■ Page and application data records

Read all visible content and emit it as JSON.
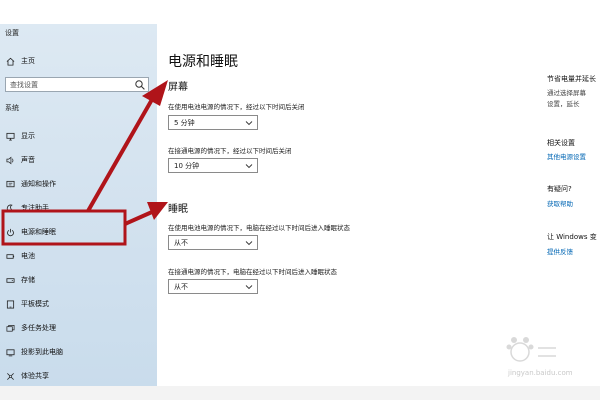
{
  "window": {
    "title": "设置"
  },
  "sidebar": {
    "search_placeholder": "查找设置",
    "section_header": "系统",
    "items": [
      {
        "label": "主页",
        "icon": "home-icon"
      },
      {
        "label": "显示",
        "icon": "display-icon"
      },
      {
        "label": "声音",
        "icon": "speaker-icon"
      },
      {
        "label": "通知和操作",
        "icon": "notification-icon"
      },
      {
        "label": "专注助手",
        "icon": "moon-icon"
      },
      {
        "label": "电源和睡眠",
        "icon": "power-icon"
      },
      {
        "label": "电池",
        "icon": "battery-icon"
      },
      {
        "label": "存储",
        "icon": "storage-icon"
      },
      {
        "label": "平板模式",
        "icon": "tablet-icon"
      },
      {
        "label": "多任务处理",
        "icon": "multitask-icon"
      },
      {
        "label": "投影到此电脑",
        "icon": "project-icon"
      },
      {
        "label": "体验共享",
        "icon": "share-icon"
      }
    ]
  },
  "main": {
    "title": "电源和睡眠",
    "screen": {
      "header": "屏幕",
      "battery_label": "在使用电池电源的情况下，经过以下时间后关闭",
      "battery_value": "5 分钟",
      "plugged_label": "在接通电源的情况下，经过以下时间后关闭",
      "plugged_value": "10 分钟"
    },
    "sleep": {
      "header": "睡眠",
      "battery_label": "在使用电池电源的情况下，电脑在经过以下时间后进入睡眠状态",
      "battery_value": "从不",
      "plugged_label": "在接通电源的情况下，电脑在经过以下时间后进入睡眠状态",
      "plugged_value": "从不"
    }
  },
  "right_panel": {
    "energy_header": "节省电量并延长",
    "energy_text_1": "通过选择屏幕",
    "energy_text_2": "设置，延长",
    "related_header": "相关设置",
    "related_link": "其他电源设置",
    "question_header": "有疑问?",
    "help_link": "获取帮助",
    "improve_header": "让 Windows 变",
    "feedback_link": "提供反馈"
  },
  "watermark": {
    "text": "jingyan.baidu.com"
  },
  "colors": {
    "sidebar_bg": "#d3e2ef",
    "link": "#0066b4",
    "annotation": "#b0141a"
  }
}
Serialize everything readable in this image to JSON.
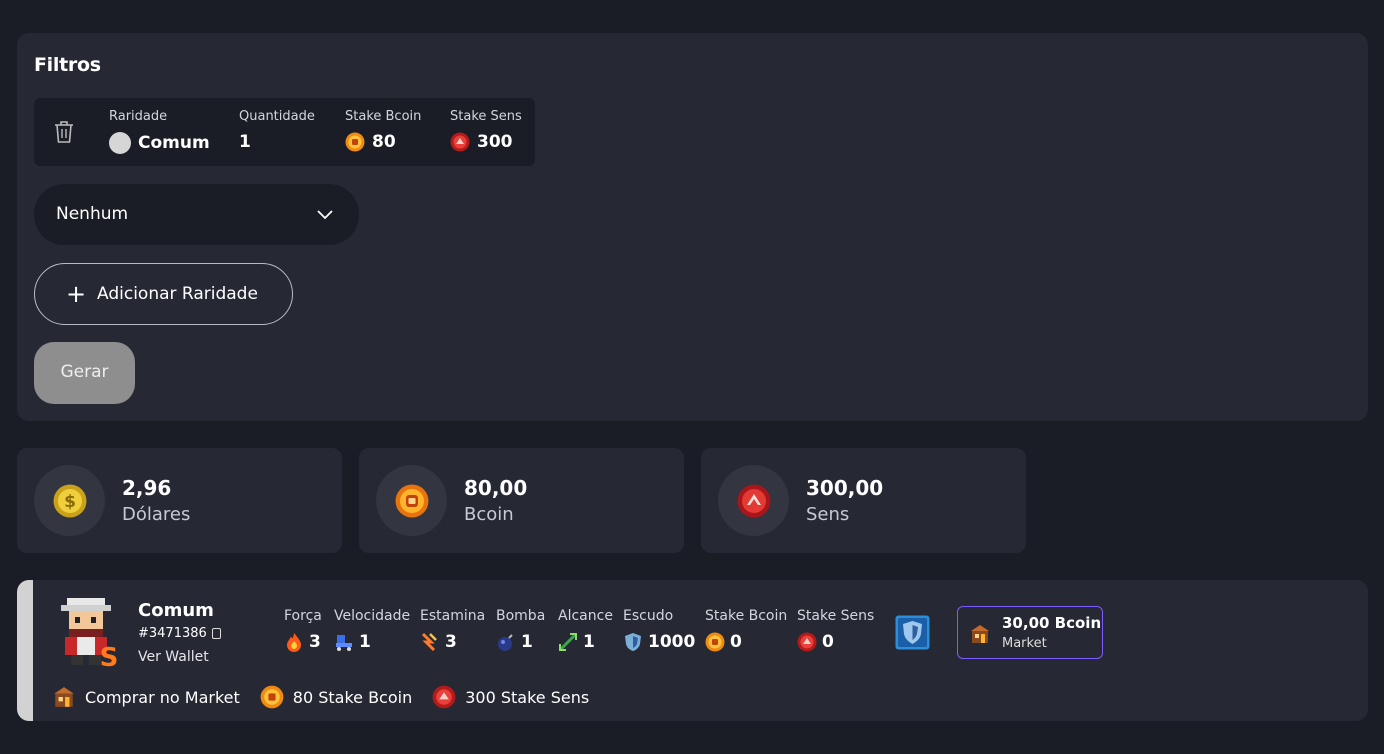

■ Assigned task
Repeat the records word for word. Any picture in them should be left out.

■ Reply
Read all visible content and emit it as JSON.
{
  "window": {
    "title": "设置"
  },
  "sidebar": {
    "search_placeholder": "查找设置",
    "section_header": "系统",
    "items": [
      {
        "label": "主页",
        "icon": "home-icon"
      },
      {
        "label": "显示",
        "icon": "display-icon"
      },
      {
        "label": "声音",
        "icon": "speaker-icon"
      },
      {
        "label": "通知和操作",
        "icon": "notification-icon"
      },
      {
        "label": "专注助手",
        "icon": "moon-icon"
      },
      {
        "label": "电源和睡眠",
        "icon": "power-icon"
      },
      {
        "label": "电池",
        "icon": "battery-icon"
      },
      {
        "label": "存储",
        "icon": "storage-icon"
      },
      {
        "label": "平板模式",
        "icon": "tablet-icon"
      },
      {
        "label": "多任务处理",
        "icon": "multitask-icon"
      },
      {
        "label": "投影到此电脑",
        "icon": "project-icon"
      },
      {
        "label": "体验共享",
        "icon": "share-icon"
      }
    ]
  },
  "main": {
    "title": "电源和睡眠",
    "screen": {
      "header": "屏幕",
      "battery_label": "在使用电池电源的情况下，经过以下时间后关闭",
      "battery_value": "5 分钟",
      "plugged_label": "在接通电源的情况下，经过以下时间后关闭",
      "plugged_value": "10 分钟"
    },
    "sleep": {
      "header": "睡眠",
      "battery_label": "在使用电池电源的情况下，电脑在经过以下时间后进入睡眠状态",
      "battery_value": "从不",
      "plugged_label": "在接通电源的情况下，电脑在经过以下时间后进入睡眠状态",
      "plugged_value": "从不"
    }
  },
  "right_panel": {
    "energy_header": "节省电量并延长",
    "energy_text_1": "通过选择屏幕",
    "energy_text_2": "设置，延长",
    "related_header": "相关设置",
    "related_link": "其他电源设置",
    "question_header": "有疑问?",
    "help_link": "获取帮助",
    "improve_header": "让 Windows 变",
    "feedback_link": "提供反馈"
  },
  "watermark": {
    "text": "jingyan.baidu.com"
  },
  "colors": {
    "sidebar_bg": "#d3e2ef",
    "link": "#0066b4",
    "annotation": "#b0141a"
  }
}
Serialize everything readable in this image to JSON.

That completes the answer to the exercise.